## SUPPLIED MATERIAL

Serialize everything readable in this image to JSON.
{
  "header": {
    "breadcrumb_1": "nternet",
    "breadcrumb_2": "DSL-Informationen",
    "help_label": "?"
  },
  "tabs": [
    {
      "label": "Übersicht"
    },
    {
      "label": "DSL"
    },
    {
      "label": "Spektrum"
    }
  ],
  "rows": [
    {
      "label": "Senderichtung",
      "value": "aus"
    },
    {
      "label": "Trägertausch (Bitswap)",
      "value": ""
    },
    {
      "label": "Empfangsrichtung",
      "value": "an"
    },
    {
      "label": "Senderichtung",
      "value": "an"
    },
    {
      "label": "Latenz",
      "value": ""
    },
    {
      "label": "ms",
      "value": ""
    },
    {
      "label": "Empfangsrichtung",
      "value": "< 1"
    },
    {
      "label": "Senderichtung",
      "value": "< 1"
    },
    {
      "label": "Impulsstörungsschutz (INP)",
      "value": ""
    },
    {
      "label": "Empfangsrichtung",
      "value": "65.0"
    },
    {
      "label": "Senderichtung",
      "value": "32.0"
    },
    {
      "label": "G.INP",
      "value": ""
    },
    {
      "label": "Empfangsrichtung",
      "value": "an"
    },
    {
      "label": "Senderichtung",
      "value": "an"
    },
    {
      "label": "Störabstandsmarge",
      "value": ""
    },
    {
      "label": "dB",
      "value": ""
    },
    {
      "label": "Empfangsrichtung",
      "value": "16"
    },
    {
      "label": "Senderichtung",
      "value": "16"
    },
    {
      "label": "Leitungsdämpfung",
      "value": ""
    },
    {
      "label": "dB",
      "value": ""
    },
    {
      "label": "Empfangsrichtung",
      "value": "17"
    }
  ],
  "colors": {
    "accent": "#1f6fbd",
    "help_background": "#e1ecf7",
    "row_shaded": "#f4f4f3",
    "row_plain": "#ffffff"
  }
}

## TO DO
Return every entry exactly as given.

## RESULT
Serialize everything readable in this image to JSON.
{
  "header": {
    "breadcrumb_1": "nternet",
    "breadcrumb_2": "DSL-Informationen",
    "help_label": "?"
  },
  "tabs": [
    {
      "label": "Übersicht"
    },
    {
      "label": "DSL"
    },
    {
      "label": "Spektrum"
    }
  ],
  "rows": [
    {
      "label": "Senderichtung",
      "value": "aus"
    },
    {
      "label": "Trägertausch (Bitswap)",
      "value": ""
    },
    {
      "label": "Empfangsrichtung",
      "value": "an"
    },
    {
      "label": "Senderichtung",
      "value": "an"
    },
    {
      "label": "Latenz",
      "value": ""
    },
    {
      "label": "ms",
      "value": ""
    },
    {
      "label": "Empfangsrichtung",
      "value": "< 1"
    },
    {
      "label": "Senderichtung",
      "value": "< 1"
    },
    {
      "label": "Impulsstörungsschutz (INP)",
      "value": ""
    },
    {
      "label": "Empfangsrichtung",
      "value": "65.0"
    },
    {
      "label": "Senderichtung",
      "value": "32.0"
    },
    {
      "label": "G.INP",
      "value": ""
    },
    {
      "label": "Empfangsrichtung",
      "value": "an"
    },
    {
      "label": "Senderichtung",
      "value": "an"
    },
    {
      "label": "Störabstandsmarge",
      "value": ""
    },
    {
      "label": "dB",
      "value": ""
    },
    {
      "label": "Empfangsrichtung",
      "value": "16"
    },
    {
      "label": "Senderichtung",
      "value": "16"
    },
    {
      "label": "Leitungsdämpfung",
      "value": ""
    },
    {
      "label": "dB",
      "value": ""
    },
    {
      "label": "Empfangsrichtung",
      "value": "17"
    }
  ],
  "colors": {
    "accent": "#1f6fbd",
    "help_background": "#e1ecf7",
    "row_shaded": "#f4f4f3",
    "row_plain": "#ffffff"
  }
}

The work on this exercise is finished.